The meeting brought together representatives from most current MSB projects. While project leaders were in abundance, the meeting also placed a special emphasis on participation by early career researchers: faculty, post-docs, and graduate students.
The morning poster session allowed investigators to showcase their exciting outcomes and future plans for research.
The meeting kicked off on Thursday, September 29, with back-to-back poster sessions which provided time for all attendees to hear from other project representatives about their latest work. In the first round, the PIs presented their research. In the second round, the students and post-docs took the lead.

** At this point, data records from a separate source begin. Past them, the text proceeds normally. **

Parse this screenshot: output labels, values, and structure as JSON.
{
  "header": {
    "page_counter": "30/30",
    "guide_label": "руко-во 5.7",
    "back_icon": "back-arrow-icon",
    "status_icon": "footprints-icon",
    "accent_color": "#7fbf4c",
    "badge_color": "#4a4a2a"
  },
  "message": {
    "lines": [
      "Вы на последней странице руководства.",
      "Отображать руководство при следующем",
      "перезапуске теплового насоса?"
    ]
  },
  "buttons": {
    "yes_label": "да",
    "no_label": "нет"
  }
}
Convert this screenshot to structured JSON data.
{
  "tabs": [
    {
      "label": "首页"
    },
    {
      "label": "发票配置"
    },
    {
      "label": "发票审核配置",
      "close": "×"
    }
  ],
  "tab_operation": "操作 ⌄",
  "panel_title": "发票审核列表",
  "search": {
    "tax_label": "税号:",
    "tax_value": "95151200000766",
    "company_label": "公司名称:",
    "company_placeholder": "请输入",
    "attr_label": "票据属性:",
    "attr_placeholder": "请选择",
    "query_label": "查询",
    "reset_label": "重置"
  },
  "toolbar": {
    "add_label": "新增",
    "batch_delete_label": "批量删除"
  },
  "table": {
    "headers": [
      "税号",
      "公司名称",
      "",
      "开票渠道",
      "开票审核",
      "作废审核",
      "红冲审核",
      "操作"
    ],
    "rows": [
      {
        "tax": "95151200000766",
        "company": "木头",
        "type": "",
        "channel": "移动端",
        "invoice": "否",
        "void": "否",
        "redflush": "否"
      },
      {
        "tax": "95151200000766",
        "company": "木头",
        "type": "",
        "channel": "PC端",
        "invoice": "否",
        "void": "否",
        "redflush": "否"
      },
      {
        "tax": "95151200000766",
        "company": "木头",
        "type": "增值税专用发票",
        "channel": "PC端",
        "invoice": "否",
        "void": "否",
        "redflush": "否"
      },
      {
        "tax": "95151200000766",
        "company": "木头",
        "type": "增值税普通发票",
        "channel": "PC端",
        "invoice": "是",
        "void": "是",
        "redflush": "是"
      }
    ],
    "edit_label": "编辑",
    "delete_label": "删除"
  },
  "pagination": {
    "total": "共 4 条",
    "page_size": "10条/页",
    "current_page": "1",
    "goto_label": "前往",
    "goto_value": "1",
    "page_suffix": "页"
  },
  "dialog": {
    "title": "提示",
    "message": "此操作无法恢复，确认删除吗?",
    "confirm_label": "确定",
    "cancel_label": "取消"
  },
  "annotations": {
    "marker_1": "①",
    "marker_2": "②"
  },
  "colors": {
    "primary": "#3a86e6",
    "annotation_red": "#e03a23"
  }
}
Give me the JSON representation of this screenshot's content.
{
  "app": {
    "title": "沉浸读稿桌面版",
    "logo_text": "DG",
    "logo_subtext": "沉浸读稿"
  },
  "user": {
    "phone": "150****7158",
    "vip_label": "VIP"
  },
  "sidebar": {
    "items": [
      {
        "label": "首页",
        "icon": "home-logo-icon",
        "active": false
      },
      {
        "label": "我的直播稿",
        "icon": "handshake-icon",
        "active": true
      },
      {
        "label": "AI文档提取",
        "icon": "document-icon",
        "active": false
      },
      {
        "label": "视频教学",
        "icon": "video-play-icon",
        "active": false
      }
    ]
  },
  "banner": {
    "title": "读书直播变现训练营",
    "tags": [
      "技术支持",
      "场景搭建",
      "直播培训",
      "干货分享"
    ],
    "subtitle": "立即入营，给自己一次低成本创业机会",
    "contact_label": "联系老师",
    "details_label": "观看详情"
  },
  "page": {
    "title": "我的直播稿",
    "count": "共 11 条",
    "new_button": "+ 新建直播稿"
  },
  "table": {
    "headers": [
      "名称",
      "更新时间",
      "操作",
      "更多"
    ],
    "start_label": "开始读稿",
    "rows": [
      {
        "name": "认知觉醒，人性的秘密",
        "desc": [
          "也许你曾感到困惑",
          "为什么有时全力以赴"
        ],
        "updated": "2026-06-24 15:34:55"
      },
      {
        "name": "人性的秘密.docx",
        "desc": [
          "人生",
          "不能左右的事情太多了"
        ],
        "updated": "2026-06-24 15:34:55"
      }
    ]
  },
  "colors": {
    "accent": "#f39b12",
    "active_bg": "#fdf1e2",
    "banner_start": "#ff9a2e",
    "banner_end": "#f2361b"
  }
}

The posters showcased investigators’ progress-to-date and future plans for MSB and early NEON science projects and featured outcomes from projects such as:
- Developing models based on weather, climate, and population dynamics to predict the spread of White Nose Syndrome, a fungal disease decimating North American bats.
- Pulling the signals of flying birds from the “noise” in weather radar network data, and generating a new observational tool for understanding migrations on a large scale.
- Testing the limits of the biosphere components of major climate models over millennia scales, then fusing modern and paleo-ecology data, such as that found in tree rings and pollen preserved beneath lake beds, to create more robust representations.
- Piloting a training approach for graduate students to develop first-hand experience in big-scale science through intensive fellowships that focus on team-science skills, data skills (access, sharing, wrangling and management) and synthesis projects that benefit a broad research community.
Principal Investigator Dr. Jennifer Cotton describes her work on isotopic analysis during the poster session.
In addition to the project-specific presentations, on Thursday afternoon and Friday morning the attendees engaged in discussions about some major themes that cut across and unite the field of Macrosystems Biology, for example:
- Putting theory developed at small scales to the test at much larger scales.
- Developing mathematical models of complex biological processes over large spatial and temporal scales.
- Addressing the challenges of interdisciplinary teamwork and data management, and training the next generation of researchers to do so effectively.
- Working to integrate big data, theory, models, and experiments to make useful predictions (useful to scientists, resource managers, and the public).
Small group discussions allowed the principal investigators to share and compare experiences working on large-scale projects.
To learn more about this program visit the NSF Macrosystems Biology and Early NEON Science program summary page.
And if you missed it, we shared some of the researchers’ work on BIO’s Twitter account with the hashtags #MSB and #NEON: